Discussing the role of the home, the architecture studio OBBA reference the great poet T.S. Eliot who said the
home is where one starts from. They go on to offer a critique; that the home has been reduced to an exchangeable asset situated within the capitalist framework. The result is generic typologies that don't tell an individual story of the lives that inhabit them. OBBA sought to step outside of this current, and create a home that was specific to the needs and wants of the clients, a home that was unique. The clients, a young soon to be married couple, wanted a home which answered the pivotal questions about sharing a life together. The life that they imagined sharing within it was modest, yet plentiful. Offering an alternative to moving into an apartment building or multi-unit housing, the project evolved—and delightfully so!
Located at an entrance to Gaemimaeul, one of the few remaining colonies of rag pickers in Seoul, Seodaemoon-ku, Hongjaedong, the site presented interesting constraints and offerings. Rag pikers is a 19th and early 20th century term for people who made a living by rummaging the discarded waste in the streets, looking for materials to salvage. In an attempt to beautify the area, the walls surrounding the town had been decorated with paintings, giving it a unique character. The steeply sloped site has a level difference of 4 meters and is contained by two different streets, of different widths, meeting at an acute angle.

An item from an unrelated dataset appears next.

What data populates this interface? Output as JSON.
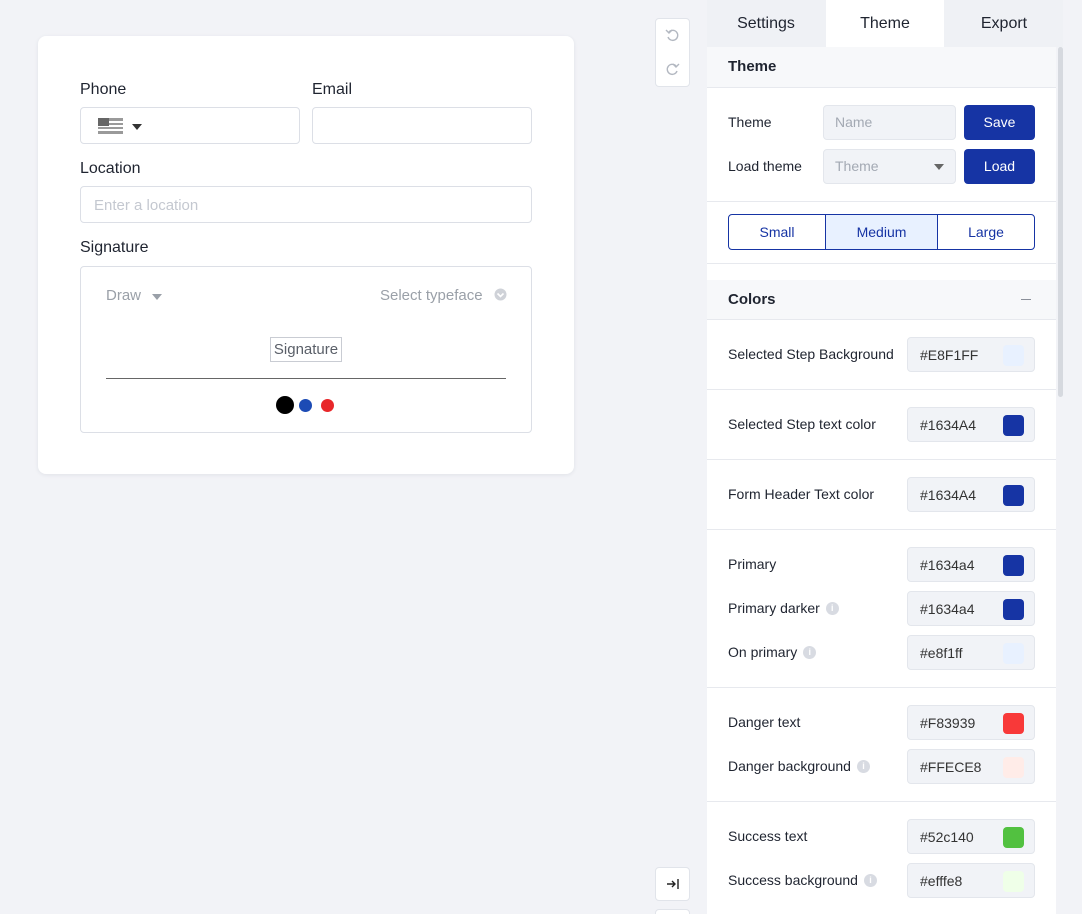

This beautifully rendered, perspectival cross-section demonstrates the relationship between the house and the various ground levels, as well as the relationship between the different spaces in the home. Given a limited budget, the poor conditions of the site had to be cleverly approached. The existing site conditions were assimilated into and informed the design as much as possible to adhere to the modest construction budget. Limiting the design to the minimum of programs required by the client, a small two-storey home with a floor area of less that 50 square meters was born—they key significance of this is that 50 square meters is the maximum area that does not require an allocated parking lot.
Due to the slope the site and access to it, the entrance was placed on the second level, where the social spaces of the home reside. The change in level between the kitchen and living space, provided the opportunity for the incredible kitchen bar that is enjoyed whilst sitting on the living room floor thanks to a clever recess for ones legs! The kitchen is enclosed as its own space, yet the large cutout makes it feel connected and open. The attic space is effectively utilised as a mezzanine—no inch of the home has been left without consideration.
The attic space is effectively utilised as a mezzanine which contains a study and media room—no inch of the home has been left without consideration. Above the large glass sliders, movie screenings are projected onto the gable end. Even the stairs that lead to the attic space maximise every square inch of space, serving a secondary purpose as bookshelves. For more media room ideas, take a look here—although the simplicity of this understated but wonderful space may be all the inspiration you need!
The sleeping space and bathroom are located on the lower level and are accessed by this delightful staircase. The bright white space finds but one interruption—the beautiful natural timber that forms both the tread and riser, warping its way down the stair. The handrail emerges as a thread guiding one through the spaces. Even the cat has been given a space to play on its very own 'cat-sized' stair case. Bright, white and playful—there is no grand opulence, instead simple gestures do the trick!
We leave you with one final shot of the exterior from a different angle. The little black box, capped with a gable roof, sits atop its white platform. The image is imbued with a sense of use and interaction; it captures the movement of the woman on the swing as her partner runs up the external stair. The relationship of the design to its site and its occupants is clear—the intentions of the project were beautifully realised.
If you enjoyed this home, you may also like to take a look at The Wonderful Home on a Micro Site